Ultimately, noting that the common law permits dismissals without cause, and that the legislature is presumed not to depart from the prevailing common law unless it expresses its intention to do so with “irresistible clearness”, the Court upheld the Federal Court’s decision that the adjudicator’s view that the Code did not permit without cause dismissals was unreasonable. However, the Court declined to clarify the meaning of “unjust”, holding that “It is for Parliament’s chosen decision-makers in this specialized field – the adjudicators – to develop the jurisprudence concerning the meaning of “unjust” on an acceptable and defensible basis…”
Prematurity and an exception to the general rule
The Federal Court did not accept the Appellant’s argument that the Respondent’s application for judicial review should be rejected on the basis of prematurity (since the adjudicator had not finally decided the matter, having adjourned the issue of remedy). The Federal Court of Appeal found no grounds to set aside the Federal Court’s exercise of discretion on this issue, and thus upheld its rejection of the doctrine of prematurity in this case.
The doctrine of prematurity in administrative law provides that parties can proceed to the courts only after all adequate remedial recourses in the administrative process have been exhausted. The rationale for the rule was explained in Canada (Border Services Agency) v. C.B. Powell Ltd., 2010 FCA 61, at para 32:
[The general rule against premature judicial review] prevents fragmentation of the administrative process and piecemeal court proceedings, eliminates the large costs and delays associated with premature forays to court and avoids the waste associated with hearing an interlocutory judicial review when the applicant for judicial review may succeed at the end of the administrative process anyway.

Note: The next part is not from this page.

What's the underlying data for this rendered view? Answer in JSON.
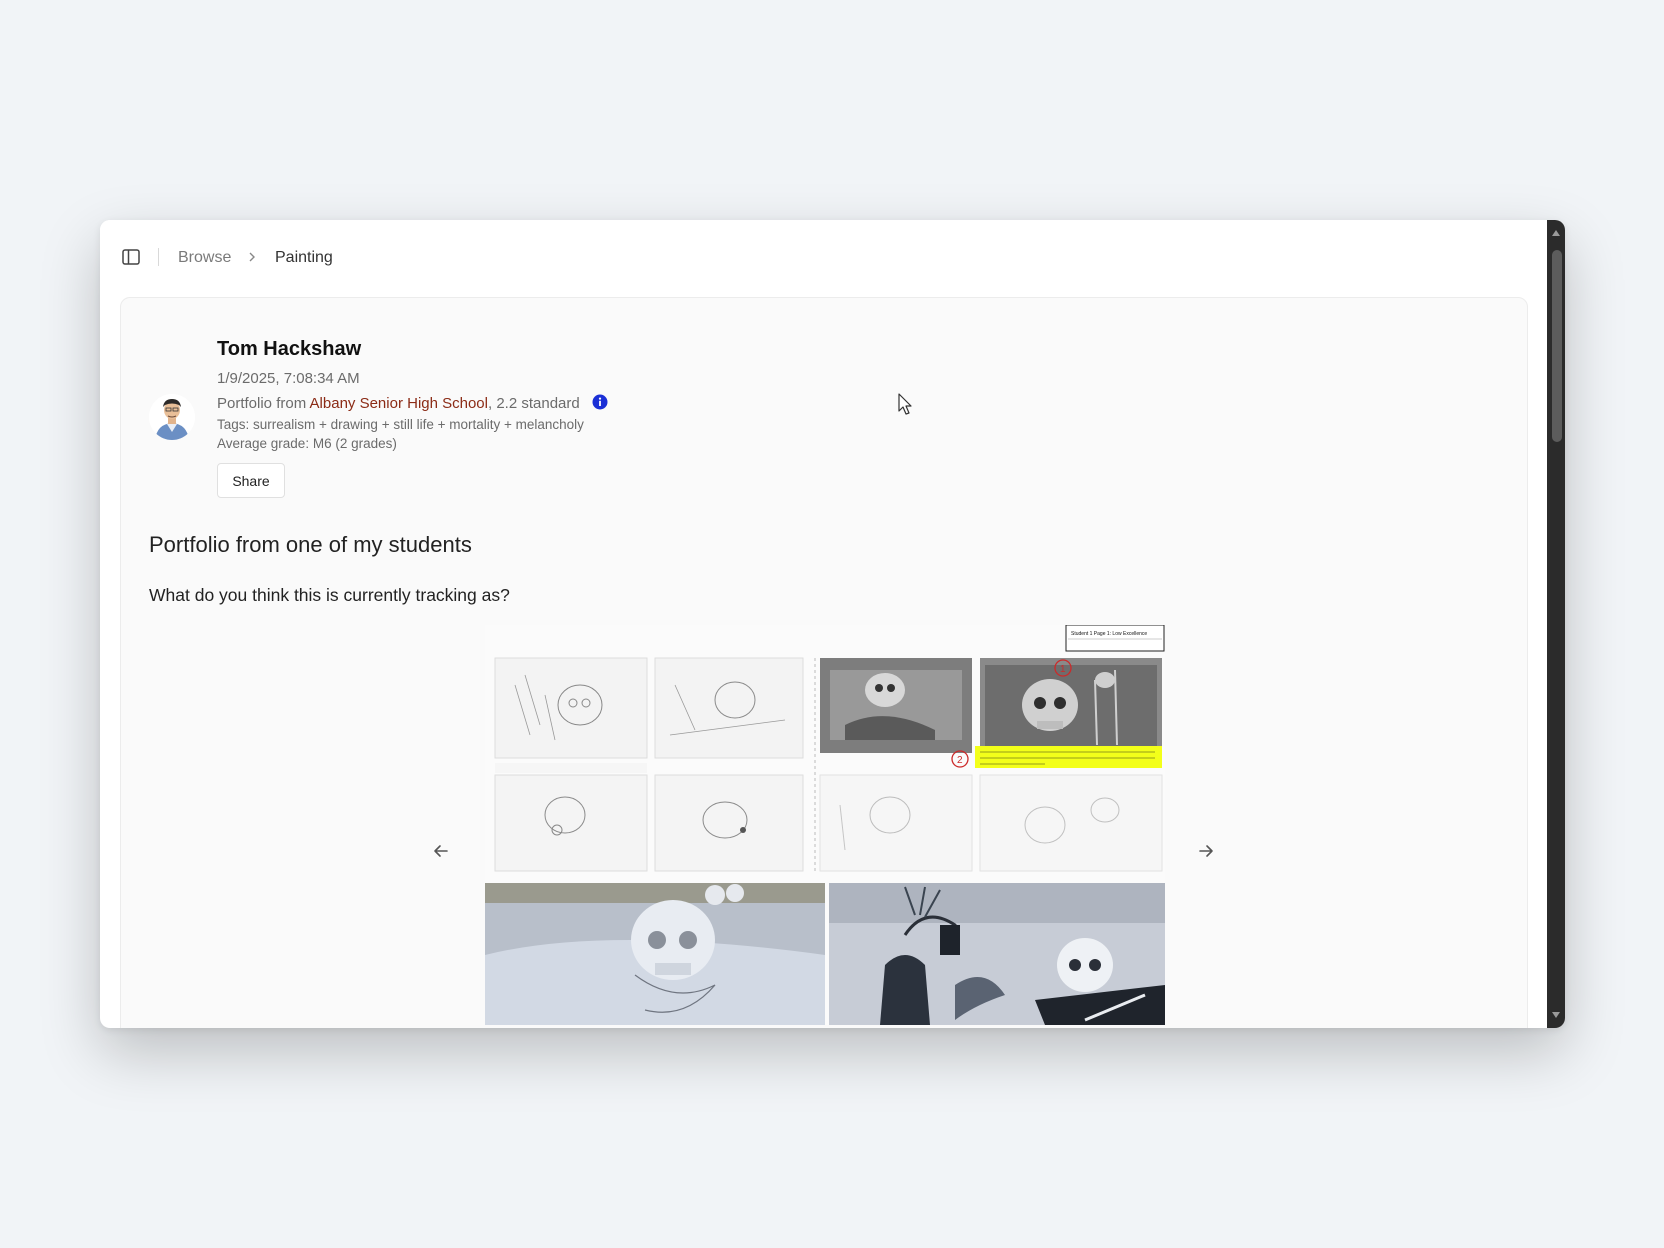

The Court observed that these reasons were grounded in “public law values”: principles inherent in administrative law, which include the rule of law; principles of good administration; the democratic principle; and the separation of powers. The doctrine of prematurity, the Court held, reflects the value of good administration, by encouraging cost savings, efficiencies, and allowing administrative expertise to be fully brought to bear before involving reviewing courts, as well as the value of the democratic principle, by vesting elected legislators with the primary responsibility of decision-making (via adjudicators), rather than the judiciary.
Given the weight of these values, the Court noted that exceptions to the general rule against premature judicial reviews are “most rare”. However, the circumstances of this case were unusual: the adjudicator had adjourned while the judicial review was ongoing, in light of the legal point for which review was sought which had “festered for many years and [had] divided adjudicators into two schools of thought”. Although judicial review might delay this particular case, it permitted the Court to settle this “nagging legal point” once and for all.
With these circumstances in mind, the rationale underlying the general rule against premature judicial review did not preclude judicial review here; rather, those same reasons actually supported the Court’s decision to proceed with the judicial review when it did.
Wilson v. Atomic Energy of Canada Limited, 2015 FCA 17
Date of Decision: January 22, 2015